#### TASK
Give only the number of lines in the records that include the string "Shift".

#### SUPPLIED MATERIAL
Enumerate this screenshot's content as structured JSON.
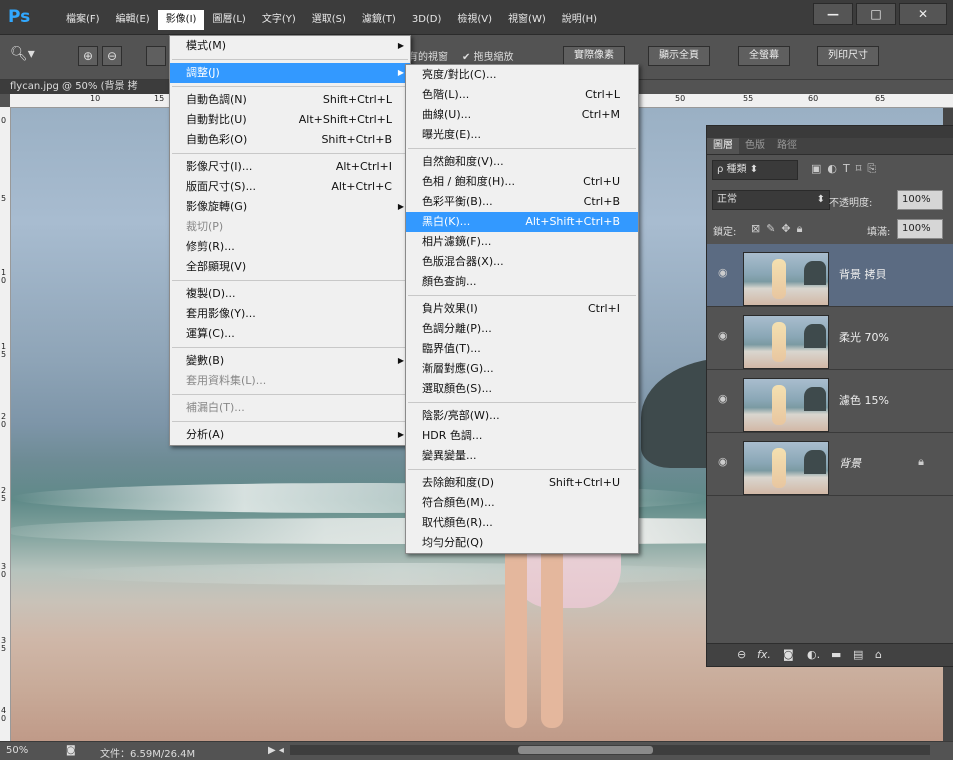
{
  "app": {
    "logo": "Ps",
    "menus": [
      "檔案(F)",
      "編輯(E)",
      "影像(I)",
      "圖層(L)",
      "文字(Y)",
      "選取(S)",
      "濾鏡(T)",
      "3D(D)",
      "檢視(V)",
      "視窗(W)",
      "說明(H)"
    ],
    "window_buttons": [
      "—",
      "□",
      "✕"
    ]
  },
  "options_bar": {
    "partial_text": "有的視窗",
    "checkbox_label": "拖曳縮放",
    "buttons": [
      "實際像素",
      "顯示全頁",
      "全螢幕",
      "列印尺寸"
    ]
  },
  "document": {
    "tab_title": "flycan.jpg @ 50% (背景 拷",
    "ruler_top": [
      "10",
      "15",
      "50",
      "55",
      "60",
      "65"
    ],
    "ruler_left": [
      "0",
      "5",
      "1\n0",
      "1\n5",
      "2\n0",
      "2\n5",
      "3\n0",
      "3\n5",
      "4\n0"
    ]
  },
  "image_menu": {
    "items": [
      {
        "label": "模式(M)",
        "shortcut": "",
        "arrow": true,
        "state": "normal"
      },
      {
        "sep": true
      },
      {
        "label": "調整(J)",
        "shortcut": "",
        "arrow": true,
        "state": "highlight"
      },
      {
        "sep": true
      },
      {
        "label": "自動色調(N)",
        "shortcut": "Shift+Ctrl+L",
        "arrow": false,
        "state": "normal"
      },
      {
        "label": "自動對比(U)",
        "shortcut": "Alt+Shift+Ctrl+L",
        "arrow": false,
        "state": "normal"
      },
      {
        "label": "自動色彩(O)",
        "shortcut": "Shift+Ctrl+B",
        "arrow": false,
        "state": "normal"
      },
      {
        "sep": true
      },
      {
        "label": "影像尺寸(I)...",
        "shortcut": "Alt+Ctrl+I",
        "arrow": false,
        "state": "normal"
      },
      {
        "label": "版面尺寸(S)...",
        "shortcut": "Alt+Ctrl+C",
        "arrow": false,
        "state": "normal"
      },
      {
        "label": "影像旋轉(G)",
        "shortcut": "",
        "arrow": true,
        "state": "normal"
      },
      {
        "label": "裁切(P)",
        "shortcut": "",
        "arrow": false,
        "state": "disabled"
      },
      {
        "label": "修剪(R)...",
        "shortcut": "",
        "arrow": false,
        "state": "normal"
      },
      {
        "label": "全部顯現(V)",
        "shortcut": "",
        "arrow": false,
        "state": "normal"
      },
      {
        "sep": true
      },
      {
        "label": "複製(D)...",
        "shortcut": "",
        "arrow": false,
        "state": "normal"
      },
      {
        "label": "套用影像(Y)...",
        "shortcut": "",
        "arrow": false,
        "state": "normal"
      },
      {
        "label": "運算(C)...",
        "shortcut": "",
        "arrow": false,
        "state": "normal"
      },
      {
        "sep": true
      },
      {
        "label": "變數(B)",
        "shortcut": "",
        "arrow": true,
        "state": "normal"
      },
      {
        "label": "套用資料集(L)...",
        "shortcut": "",
        "arrow": false,
        "state": "disabled"
      },
      {
        "sep": true
      },
      {
        "label": "補漏白(T)...",
        "shortcut": "",
        "arrow": false,
        "state": "disabled"
      },
      {
        "sep": true
      },
      {
        "label": "分析(A)",
        "shortcut": "",
        "arrow": true,
        "state": "normal"
      }
    ]
  },
  "adjust_menu": {
    "items": [
      {
        "label": "亮度/對比(C)...",
        "shortcut": "",
        "state": "normal"
      },
      {
        "label": "色階(L)...",
        "shortcut": "Ctrl+L",
        "state": "normal"
      },
      {
        "label": "曲線(U)...",
        "shortcut": "Ctrl+M",
        "state": "normal"
      },
      {
        "label": "曝光度(E)...",
        "shortcut": "",
        "state": "normal"
      },
      {
        "sep": true
      },
      {
        "label": "自然飽和度(V)...",
        "shortcut": "",
        "state": "normal"
      },
      {
        "label": "色相 / 飽和度(H)...",
        "shortcut": "Ctrl+U",
        "state": "normal"
      },
      {
        "label": "色彩平衡(B)...",
        "shortcut": "Ctrl+B",
        "state": "normal"
      },
      {
        "label": "黑白(K)...",
        "shortcut": "Alt+Shift+Ctrl+B",
        "state": "highlight"
      },
      {
        "label": "相片濾鏡(F)...",
        "shortcut": "",
        "state": "normal"
      },
      {
        "label": "色版混合器(X)...",
        "shortcut": "",
        "state": "normal"
      },
      {
        "label": "顏色查詢...",
        "shortcut": "",
        "state": "normal"
      },
      {
        "sep": true
      },
      {
        "label": "負片效果(I)",
        "shortcut": "Ctrl+I",
        "state": "normal"
      },
      {
        "label": "色調分離(P)...",
        "shortcut": "",
        "state": "normal"
      },
      {
        "label": "臨界值(T)...",
        "shortcut": "",
        "state": "normal"
      },
      {
        "label": "漸層對應(G)...",
        "shortcut": "",
        "state": "normal"
      },
      {
        "label": "選取顏色(S)...",
        "shortcut": "",
        "state": "normal"
      },
      {
        "sep": true
      },
      {
        "label": "陰影/亮部(W)...",
        "shortcut": "",
        "state": "normal"
      },
      {
        "label": "HDR 色調...",
        "shortcut": "",
        "state": "normal"
      },
      {
        "label": "變異變量...",
        "shortcut": "",
        "state": "normal"
      },
      {
        "sep": true
      },
      {
        "label": "去除飽和度(D)",
        "shortcut": "Shift+Ctrl+U",
        "state": "normal"
      },
      {
        "label": "符合顏色(M)...",
        "shortcut": "",
        "state": "normal"
      },
      {
        "label": "取代顏色(R)...",
        "shortcut": "",
        "state": "normal"
      },
      {
        "label": "均勻分配(Q)",
        "shortcut": "",
        "state": "normal"
      }
    ]
  },
  "layers_panel": {
    "tabs": [
      "圖層",
      "色版",
      "路徑"
    ],
    "filter_label": "ρ 種類",
    "blend_mode": "正常",
    "opacity_label": "不透明度:",
    "opacity_value": "100%",
    "lock_label": "鎖定:",
    "fill_label": "填滿:",
    "fill_value": "100%",
    "layers": [
      {
        "name": "背景 拷貝",
        "selected": true,
        "locked": false
      },
      {
        "name": "柔光 70%",
        "selected": false,
        "locked": false
      },
      {
        "name": "濾色 15%",
        "selected": false,
        "locked": false
      },
      {
        "name": "背景",
        "selected": false,
        "locked": true
      }
    ]
  },
  "status_bar": {
    "zoom": "50%",
    "file_info": "文件：6.59M/26.4M"
  }
}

#### EXERCISE SOLUTION
5